The use of tailored imagery and illustrations is arguably one of the most compelling assets to a website design at the moment. A powerful form of communication, these custom illustrations can breakdown difficult to understand concepts into an easily understood visuals. What’s more, they’re an excellent mechanism for a company seeking to increase the personal connection it’s users and the brand or product
Over the past year the quality of tailored imagery has improved as well, which only adds to the effectiveness of the visual, even on smaller devices where they previously would have struggled to be as useful from a UX standpoint. We were lucky to review some of the best tailored imagery on websites, for example, this subtly put together design for the site “I Like Tofu.”
3. Material Design Lite
Material Design is defined as “a unified system that combines theory, resources, and tools for crafting digital experiences.” Material Design Lite takes what Material Design was intended for, mobile devices and optimizes it for all devices. With that in mind, designers throughout 2017 were using this technique by taking components of Materials Design such as grid-based layouts, depth effects, and animations to create beautiful, yet robust, designs.
It could certainly be argued that Material Design Lite is simply a continuation of the biggest trend over the last few years: flat design. However, it achieves more than flat design could by enhancing usability, and keeping it at the root of the design, rather than visual appeal.
4. Split-Screen Design
Simply put, this is the vertical division of the screen in two equal parts, with clear visual separation. When you say it out aloud, you almost immediately think that it can’t work, surely? However, this was one of the increasingly prominent trends of 2017.
It’s a style that gives websites an additional pane of structure without feeling unnatural. It also adds some versatility to designs, particularly when said designs are viewed on smaller screens or devices as they sections can easily be stacked as consecutive blocks or used as single-panel navigations.
It’s also an opportunity for a designer to opt for some striking content diversity, with one-half maybe being a large graphic, and the other half containing some navigation or content.
5. Video, Video, and More Video
There has long been a sense of inevitably about how video would take over the internet. As of the last 12 months it’s fair to say that the process is pretty much complete, with video now accounting for around 73 percent of online traffic, and that’s only set to rise to 82 percent by 2021, according to Cisco. It has ousted imagery as the main visual across the vast majority of websites, there’s a good reason for it.
In a world where innovation and dynamism thrives, video is perfect representation of both. The story that brands, marketers, and organizations can tell in a short video clip is often tenfold more compelling than that of a graphic or article.
Visual storytelling adds an emotional element to what would otherwise just be another piece of technology or product.
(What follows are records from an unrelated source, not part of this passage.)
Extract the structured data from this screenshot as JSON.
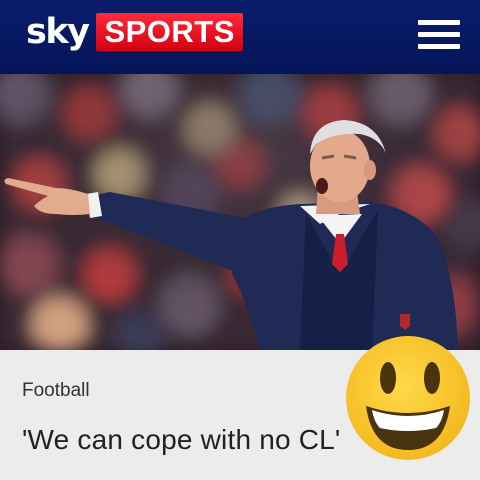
{
  "header": {
    "logo_sky": "sky",
    "logo_sports": "SPORTS",
    "brand_color": "#0a1d6b",
    "accent_color": "#e10a1a",
    "menu_icon": "hamburger-menu-icon"
  },
  "article": {
    "category": "Football",
    "headline": "'We can cope with no CL'"
  },
  "overlay": {
    "emoji_icon": "grinning-face-icon"
  }
}
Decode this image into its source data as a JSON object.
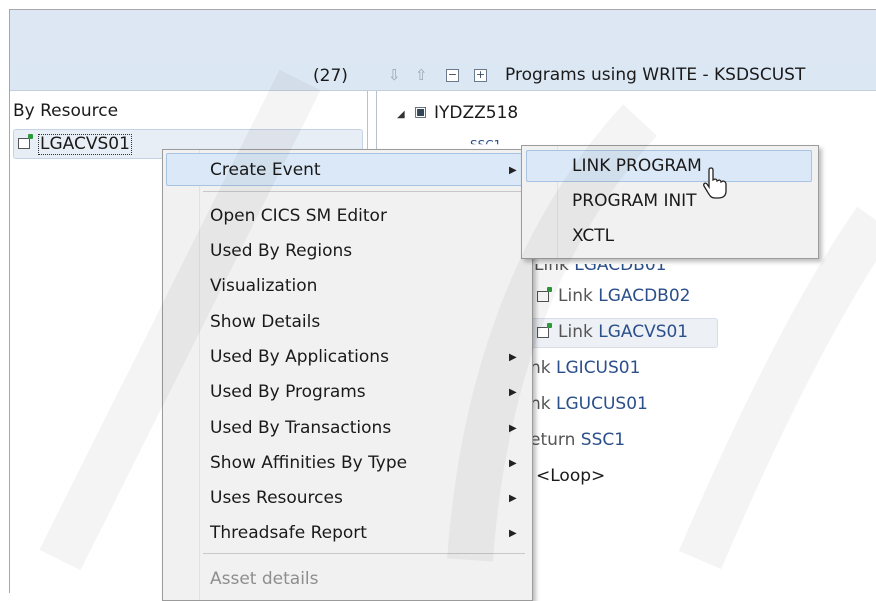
{
  "header": {
    "count": "(27)",
    "title": "Programs using WRITE - KSDSCUST"
  },
  "left_panel": {
    "heading": "By Resource",
    "item": "LGACVS01"
  },
  "tree": {
    "root": "IYDZZ518",
    "partial": "SSC1",
    "rows": [
      {
        "prefix": "Link ",
        "name": "LGACDB01"
      },
      {
        "prefix": "Link ",
        "name": "LGACDB02"
      },
      {
        "prefix": "Link ",
        "name": "LGACVS01"
      },
      {
        "prefix": "nk ",
        "name": "LGICUS01"
      },
      {
        "prefix": "nk ",
        "name": "LGUCUS01"
      },
      {
        "prefix": "eturn ",
        "name": "SSC1"
      },
      {
        "prefix": "",
        "name": "<Loop>"
      }
    ]
  },
  "context_menu": {
    "items": [
      {
        "label": "Create Event",
        "submenu": true
      },
      {
        "label": "Open CICS SM Editor",
        "submenu": false
      },
      {
        "label": "Used By Regions",
        "submenu": false
      },
      {
        "label": "Visualization",
        "submenu": false
      },
      {
        "label": "Show Details",
        "submenu": false
      },
      {
        "label": "Used By Applications",
        "submenu": true
      },
      {
        "label": "Used By Programs",
        "submenu": true
      },
      {
        "label": "Used By Transactions",
        "submenu": true
      },
      {
        "label": "Show Affinities By Type",
        "submenu": true
      },
      {
        "label": "Uses Resources",
        "submenu": true
      },
      {
        "label": "Threadsafe Report",
        "submenu": true
      },
      {
        "label": "Asset details",
        "submenu": false,
        "disabled": true
      }
    ]
  },
  "submenu": {
    "items": [
      "LINK PROGRAM",
      "PROGRAM INIT",
      "XCTL"
    ]
  }
}
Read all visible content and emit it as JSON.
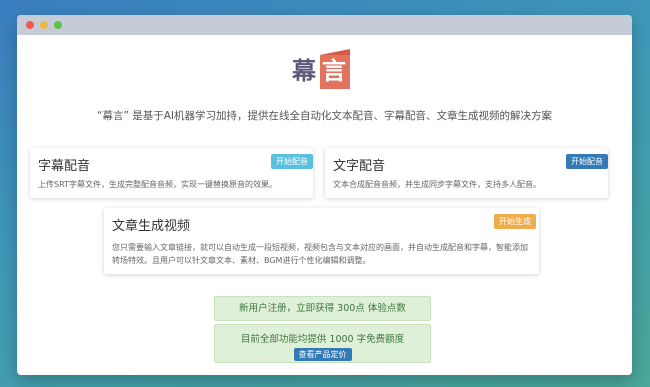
{
  "logo": {
    "char1": "幕",
    "char2": "言"
  },
  "tagline": "“幕言” 是基于AI机器学习加持，提供在线全自动化文本配音、字幕配音、文章生成视频的解决方案",
  "cards": [
    {
      "title": "字幕配音",
      "button": "开始配音",
      "desc": "上传SRT字幕文件，生成完整配音音频，实现一键替换原音的效果。"
    },
    {
      "title": "文字配音",
      "button": "开始配音",
      "desc": "文本合成配音音频，并生成同步字幕文件，支持多人配音。"
    },
    {
      "title": "文章生成视频",
      "button": "开始生成",
      "desc": "您只需要输入文章链接，就可以自动生成一段短视频，视频包含与文本对应的画面，并自动生成配音和字幕，智能添加转场特效。且用户可以针文章文本、素材、BGM进行个性化编辑和调整。"
    }
  ],
  "notices": {
    "signup": "新用户注册，立即获得 300点 体验点数",
    "free_quota": "目前全部功能均提供 1000 字免费额度",
    "pricing_button": "查看产品定价"
  },
  "colors": {
    "cyan_button": "#5bc0de",
    "blue_button": "#337ab7",
    "orange_button": "#f0ad4e",
    "logo_red": "#e2735f",
    "logo_purple": "#5b5878"
  }
}
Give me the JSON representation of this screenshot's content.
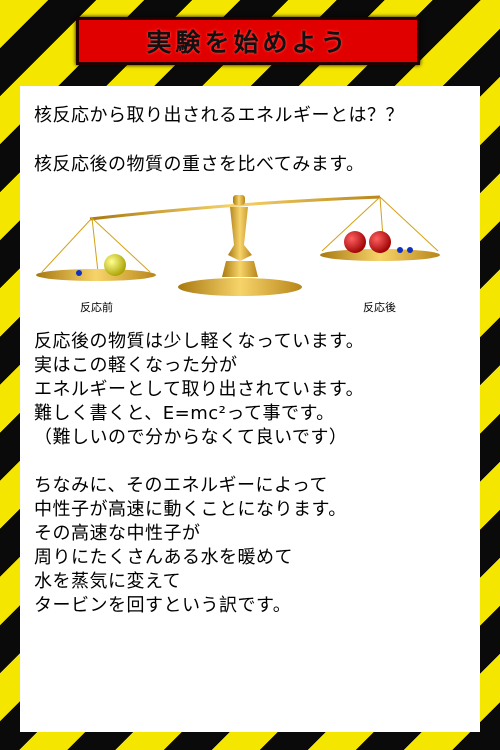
{
  "banner": {
    "title": "実験を始めよう"
  },
  "intro": {
    "line1": "核反応から取り出されるエネルギーとは？？",
    "line2": "核反応後の物質の重さを比べてみます。"
  },
  "scale": {
    "label_before": "反応前",
    "label_after": "反応後"
  },
  "para1": [
    "反応後の物質は少し軽くなっています。",
    "実はこの軽くなった分が",
    "エネルギーとして取り出されています。",
    "難しく書くと、E=mc²って事です。",
    "（難しいので分からなくて良いです）"
  ],
  "para2": [
    "ちなみに、そのエネルギーによって",
    "中性子が高速に動くことになります。",
    "その高速な中性子が",
    "周りにたくさんある水を暖めて",
    "水を蒸気に変えて",
    "タービンを回すという訳です。"
  ],
  "colors": {
    "stripe_yellow": "#f5e600",
    "stripe_black": "#0a0a0a",
    "banner_red": "#e00000",
    "gold": "#d4a017"
  }
}
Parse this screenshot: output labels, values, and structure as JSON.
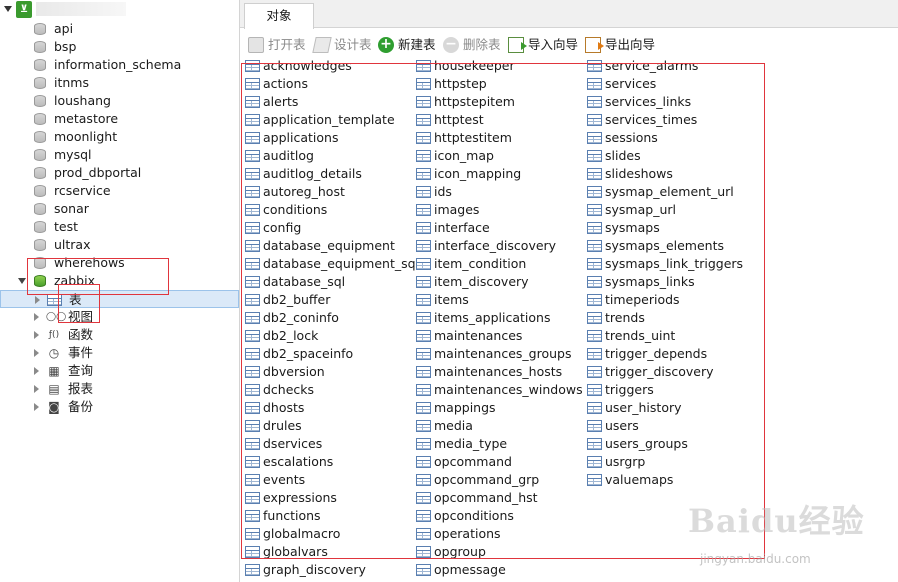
{
  "tree": {
    "databases": [
      {
        "name": "api"
      },
      {
        "name": "bsp"
      },
      {
        "name": "information_schema"
      },
      {
        "name": "itnms"
      },
      {
        "name": "loushang"
      },
      {
        "name": "metastore"
      },
      {
        "name": "moonlight"
      },
      {
        "name": "mysql"
      },
      {
        "name": "prod_dbportal"
      },
      {
        "name": "rcservice"
      },
      {
        "name": "sonar"
      },
      {
        "name": "test"
      },
      {
        "name": "ultrax"
      },
      {
        "name": "wherehows"
      },
      {
        "name": "zabbix"
      }
    ],
    "open_database_children": [
      {
        "label": "表",
        "icon": "table-icon",
        "selected": true
      },
      {
        "label": "视图",
        "icon": "view-icon",
        "selected": false
      },
      {
        "label": "函数",
        "icon": "function-icon",
        "selected": false
      },
      {
        "label": "事件",
        "icon": "event-icon",
        "selected": false
      },
      {
        "label": "查询",
        "icon": "query-icon",
        "selected": false
      },
      {
        "label": "报表",
        "icon": "report-icon",
        "selected": false
      },
      {
        "label": "备份",
        "icon": "backup-icon",
        "selected": false
      }
    ]
  },
  "tabs": {
    "objects": "对象"
  },
  "toolbar": {
    "open_table": "打开表",
    "design_table": "设计表",
    "new_table": "新建表",
    "delete_table": "删除表",
    "import_wizard": "导入向导",
    "export_wizard": "导出向导"
  },
  "objects": {
    "col1": [
      "acknowledges",
      "actions",
      "alerts",
      "application_template",
      "applications",
      "auditlog",
      "auditlog_details",
      "autoreg_host",
      "conditions",
      "config",
      "database_equipment",
      "database_equipment_sql",
      "database_sql",
      "db2_buffer",
      "db2_coninfo",
      "db2_lock",
      "db2_spaceinfo",
      "dbversion",
      "dchecks",
      "dhosts",
      "drules",
      "dservices",
      "escalations",
      "events",
      "expressions",
      "functions",
      "globalmacro",
      "globalvars",
      "graph_discovery"
    ],
    "col2": [
      "housekeeper",
      "httpstep",
      "httpstepitem",
      "httptest",
      "httptestitem",
      "icon_map",
      "icon_mapping",
      "ids",
      "images",
      "interface",
      "interface_discovery",
      "item_condition",
      "item_discovery",
      "items",
      "items_applications",
      "maintenances",
      "maintenances_groups",
      "maintenances_hosts",
      "maintenances_windows",
      "mappings",
      "media",
      "media_type",
      "opcommand",
      "opcommand_grp",
      "opcommand_hst",
      "opconditions",
      "operations",
      "opgroup",
      "opmessage"
    ],
    "col3": [
      "service_alarms",
      "services",
      "services_links",
      "services_times",
      "sessions",
      "slides",
      "slideshows",
      "sysmap_element_url",
      "sysmap_url",
      "sysmaps",
      "sysmaps_elements",
      "sysmaps_link_triggers",
      "sysmaps_links",
      "timeperiods",
      "trends",
      "trends_uint",
      "trigger_depends",
      "trigger_discovery",
      "triggers",
      "user_history",
      "users",
      "users_groups",
      "usrgrp",
      "valuemaps"
    ]
  },
  "watermark": {
    "logo": "Baidu经验",
    "sub": "jingyan.baidu.com"
  },
  "colors": {
    "annotation": "#e0353d",
    "selection": "#dbe9f8",
    "connection": "#3a9a2e"
  }
}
This ability to induce users attention, and keep it, is what is so appealing to video for companies when they’re designing a websites or launching a new marketing campaign.
We could list a range of examples of excellent video in terms of design, but consider festive season adverts such as “Moz the Monster,” or a motion graphics masterpiece like “FCB Lisbon.”
And that’s a wrap! What trend were your designs influenced by the most? Have we missed a design trend that you think was prominently featured through the last 12 months? Let us know!